- **RECORDS**:
━━━━━━━━━━━━━━━━━━━━
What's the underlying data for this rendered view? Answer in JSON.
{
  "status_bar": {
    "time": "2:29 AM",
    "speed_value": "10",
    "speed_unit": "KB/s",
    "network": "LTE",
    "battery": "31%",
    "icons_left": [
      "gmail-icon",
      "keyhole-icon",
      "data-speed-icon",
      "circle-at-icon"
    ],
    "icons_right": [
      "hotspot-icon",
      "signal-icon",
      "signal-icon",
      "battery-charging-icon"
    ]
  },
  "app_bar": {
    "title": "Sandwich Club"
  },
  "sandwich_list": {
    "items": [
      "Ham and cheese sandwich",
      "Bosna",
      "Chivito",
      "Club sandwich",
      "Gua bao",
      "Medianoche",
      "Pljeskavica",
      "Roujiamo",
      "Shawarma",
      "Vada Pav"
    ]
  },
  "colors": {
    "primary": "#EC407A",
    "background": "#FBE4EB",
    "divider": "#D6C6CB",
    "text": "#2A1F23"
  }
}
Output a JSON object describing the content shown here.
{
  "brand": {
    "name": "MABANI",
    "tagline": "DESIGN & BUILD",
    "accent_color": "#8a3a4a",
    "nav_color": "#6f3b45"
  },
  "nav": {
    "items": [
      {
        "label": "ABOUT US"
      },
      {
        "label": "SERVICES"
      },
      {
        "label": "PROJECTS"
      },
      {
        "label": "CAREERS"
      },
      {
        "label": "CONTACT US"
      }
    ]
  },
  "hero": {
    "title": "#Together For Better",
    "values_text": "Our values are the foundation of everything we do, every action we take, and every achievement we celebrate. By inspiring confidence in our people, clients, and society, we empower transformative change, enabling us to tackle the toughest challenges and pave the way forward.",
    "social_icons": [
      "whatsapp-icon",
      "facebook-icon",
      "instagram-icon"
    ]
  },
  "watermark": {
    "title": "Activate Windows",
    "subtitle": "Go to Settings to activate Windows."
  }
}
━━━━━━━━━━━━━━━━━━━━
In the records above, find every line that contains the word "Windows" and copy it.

    "title": "Activate Windows",
    "subtitle": "Go to Settings to activate Windows."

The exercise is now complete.